Data records:
# # # # # # #

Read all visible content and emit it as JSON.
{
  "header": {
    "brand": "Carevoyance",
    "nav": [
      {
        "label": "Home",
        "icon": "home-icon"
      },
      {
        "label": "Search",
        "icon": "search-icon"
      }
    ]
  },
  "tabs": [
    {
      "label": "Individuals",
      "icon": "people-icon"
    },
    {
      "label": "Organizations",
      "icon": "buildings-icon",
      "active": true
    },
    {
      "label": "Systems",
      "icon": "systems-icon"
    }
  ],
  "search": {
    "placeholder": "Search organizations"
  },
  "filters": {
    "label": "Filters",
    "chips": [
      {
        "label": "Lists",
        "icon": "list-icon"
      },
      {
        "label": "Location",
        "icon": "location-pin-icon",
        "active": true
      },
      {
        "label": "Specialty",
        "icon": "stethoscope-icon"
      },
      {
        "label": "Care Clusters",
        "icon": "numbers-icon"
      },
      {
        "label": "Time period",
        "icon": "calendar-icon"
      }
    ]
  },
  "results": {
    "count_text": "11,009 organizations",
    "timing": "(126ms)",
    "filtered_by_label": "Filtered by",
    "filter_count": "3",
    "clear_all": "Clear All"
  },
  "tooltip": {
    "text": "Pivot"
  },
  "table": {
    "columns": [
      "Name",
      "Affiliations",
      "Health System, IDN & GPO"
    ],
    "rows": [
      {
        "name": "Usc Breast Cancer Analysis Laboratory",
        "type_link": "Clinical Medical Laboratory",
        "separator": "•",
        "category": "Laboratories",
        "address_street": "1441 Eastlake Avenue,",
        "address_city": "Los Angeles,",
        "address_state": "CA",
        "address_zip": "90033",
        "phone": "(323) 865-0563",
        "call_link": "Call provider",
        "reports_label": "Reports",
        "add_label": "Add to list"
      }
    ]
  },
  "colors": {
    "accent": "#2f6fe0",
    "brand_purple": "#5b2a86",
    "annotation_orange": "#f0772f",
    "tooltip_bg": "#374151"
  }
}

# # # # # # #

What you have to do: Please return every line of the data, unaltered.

Response below:
Read all visible content and emit it as JSON.
{
  "header": {
    "brand": "Carevoyance",
    "nav": [
      {
        "label": "Home",
        "icon": "home-icon"
      },
      {
        "label": "Search",
        "icon": "search-icon"
      }
    ]
  },
  "tabs": [
    {
      "label": "Individuals",
      "icon": "people-icon"
    },
    {
      "label": "Organizations",
      "icon": "buildings-icon",
      "active": true
    },
    {
      "label": "Systems",
      "icon": "systems-icon"
    }
  ],
  "search": {
    "placeholder": "Search organizations"
  },
  "filters": {
    "label": "Filters",
    "chips": [
      {
        "label": "Lists",
        "icon": "list-icon"
      },
      {
        "label": "Location",
        "icon": "location-pin-icon",
        "active": true
      },
      {
        "label": "Specialty",
        "icon": "stethoscope-icon"
      },
      {
        "label": "Care Clusters",
        "icon": "numbers-icon"
      },
      {
        "label": "Time period",
        "icon": "calendar-icon"
      }
    ]
  },
  "results": {
    "count_text": "11,009 organizations",
    "timing": "(126ms)",
    "filtered_by_label": "Filtered by",
    "filter_count": "3",
    "clear_all": "Clear All"
  },
  "tooltip": {
    "text": "Pivot"
  },
  "table": {
    "columns": [
      "Name",
      "Affiliations",
      "Health System, IDN & GPO"
    ],
    "rows": [
      {
        "name": "Usc Breast Cancer Analysis Laboratory",
        "type_link": "Clinical Medical Laboratory",
        "separator": "•",
        "category": "Laboratories",
        "address_street": "1441 Eastlake Avenue,",
        "address_city": "Los Angeles,",
        "address_state": "CA",
        "address_zip": "90033",
        "phone": "(323) 865-0563",
        "call_link": "Call provider",
        "reports_label": "Reports",
        "add_label": "Add to list"
      }
    ]
  },
  "colors": {
    "accent": "#2f6fe0",
    "brand_purple": "#5b2a86",
    "annotation_orange": "#f0772f",
    "tooltip_bg": "#374151"
  }
}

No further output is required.